WORK ORDER = Could you count the lines in the listing that include the word "你拥抱世界"? Give only the number.

TASK INPUTS =

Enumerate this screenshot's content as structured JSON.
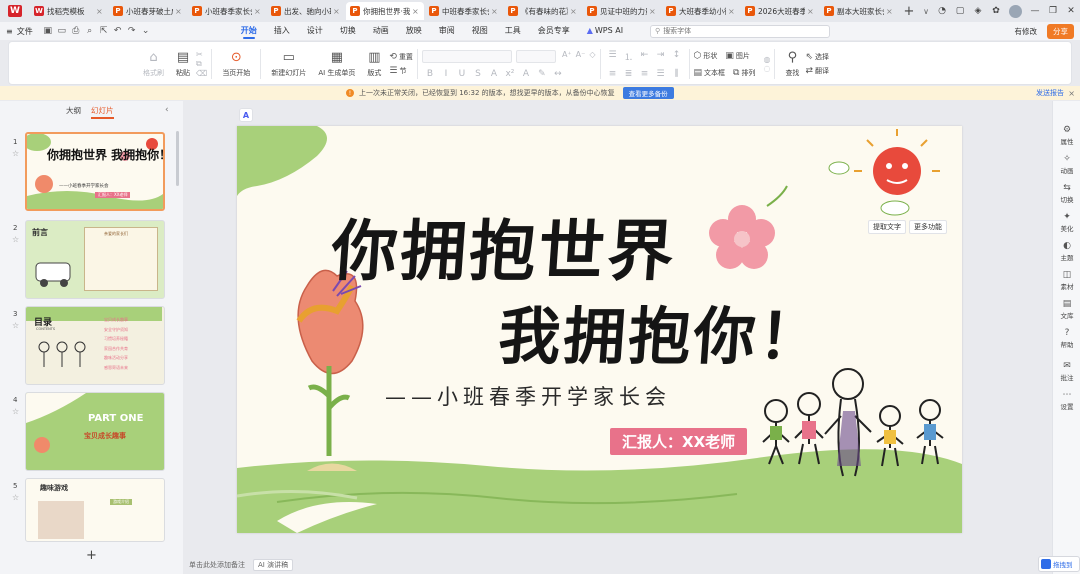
{
  "tabs": {
    "home_icon": "W",
    "items": [
      {
        "icon": "wps",
        "title": "找稻壳模板"
      },
      {
        "icon": "ppt",
        "title": "小班春芽破土成长"
      },
      {
        "icon": "ppt",
        "title": "小班春季家长会"
      },
      {
        "icon": "ppt",
        "title": "出发、驰向小班"
      },
      {
        "icon": "ppt",
        "title": "你拥抱世界·我"
      },
      {
        "icon": "ppt",
        "title": "中班春季家长会"
      },
      {
        "icon": "ppt",
        "title": "《有春味的花》"
      },
      {
        "icon": "ppt",
        "title": "见证中班的力量"
      },
      {
        "icon": "ppt",
        "title": "大班春季幼小衔接"
      },
      {
        "icon": "ppt",
        "title": "2026大班春季"
      },
      {
        "icon": "ppt",
        "title": "副本大班家长会"
      }
    ],
    "new_tab": "+",
    "dropdown": "∨"
  },
  "menubar": {
    "file": "文件",
    "tabs": [
      "开始",
      "插入",
      "设计",
      "切换",
      "动画",
      "放映",
      "审阅",
      "视图",
      "工具",
      "会员专享"
    ],
    "active_tab": "开始",
    "wps_ai": "WPS AI",
    "search_placeholder": "搜索字体",
    "edit_label": "有修改",
    "share_label": "分享"
  },
  "ribbon": {
    "format_painter": "格式刷",
    "paste": "粘贴",
    "start_current": "当页开始",
    "new_slide": "新建幻灯片",
    "ai_generate": "AI 生成单页",
    "layout": "版式",
    "section": "节",
    "reset": "重置",
    "shape": "形状",
    "picture": "图片",
    "textbox": "文本框",
    "arrange": "排列",
    "find": "查找",
    "select": "选择",
    "translate": "翻译"
  },
  "notice": {
    "text": "上一次未正常关闭，已经恢复到 16:32 的版本，想找更早的版本，从备份中心恢复",
    "button": "查看更多备份",
    "link": "发送报告",
    "close": "×"
  },
  "left_panel": {
    "tab_outline": "大纲",
    "tab_slides": "幻灯片",
    "slides": [
      {
        "num": "1",
        "title": "你拥抱世界 我拥抱你！",
        "sub": "——小班春季开学家长会",
        "badge": "汇报人：XX老师"
      },
      {
        "num": "2",
        "title": "前言",
        "sub": "亲爱的家长们"
      },
      {
        "num": "3",
        "title": "目录",
        "sub": "CONTENTS",
        "items": [
          "宝贝成长趣事",
          "安全守护须知",
          "习惯培养秘籍",
          "家园合作共育",
          "趣味活动分享",
          "感恩寄语未来"
        ]
      },
      {
        "num": "4",
        "title": "PART ONE",
        "sub": "宝贝成长趣事"
      },
      {
        "num": "5",
        "title": "趣味游戏",
        "sub": "游戏介绍"
      }
    ],
    "add": "+"
  },
  "slide": {
    "title_line1": "你拥抱世界",
    "title_line2": "我拥抱你！",
    "subtitle": "——小班春季开学家长会",
    "reporter": "汇报人：XX老师"
  },
  "float_toolbar": {
    "extract_text": "提取文字",
    "more": "更多功能"
  },
  "ai_badge": "A",
  "status": {
    "note_placeholder": "单击此处添加备注",
    "ai_speech": "AI 演讲稿"
  },
  "right_panel": {
    "items": [
      "属性",
      "动画",
      "切换",
      "美化",
      "主题",
      "素材",
      "文库",
      "帮助",
      "批注",
      "设置"
    ]
  },
  "bottom_ai": "拖拽到",
  "colors": {
    "accent": "#2e6ce8",
    "ppt_orange": "#e9570a",
    "share_orange": "#f07a25",
    "slide_pink": "#e8728a",
    "grass_green": "#a8d07a",
    "sun_red": "#e84a3c"
  }
}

RESULT BELOW = 3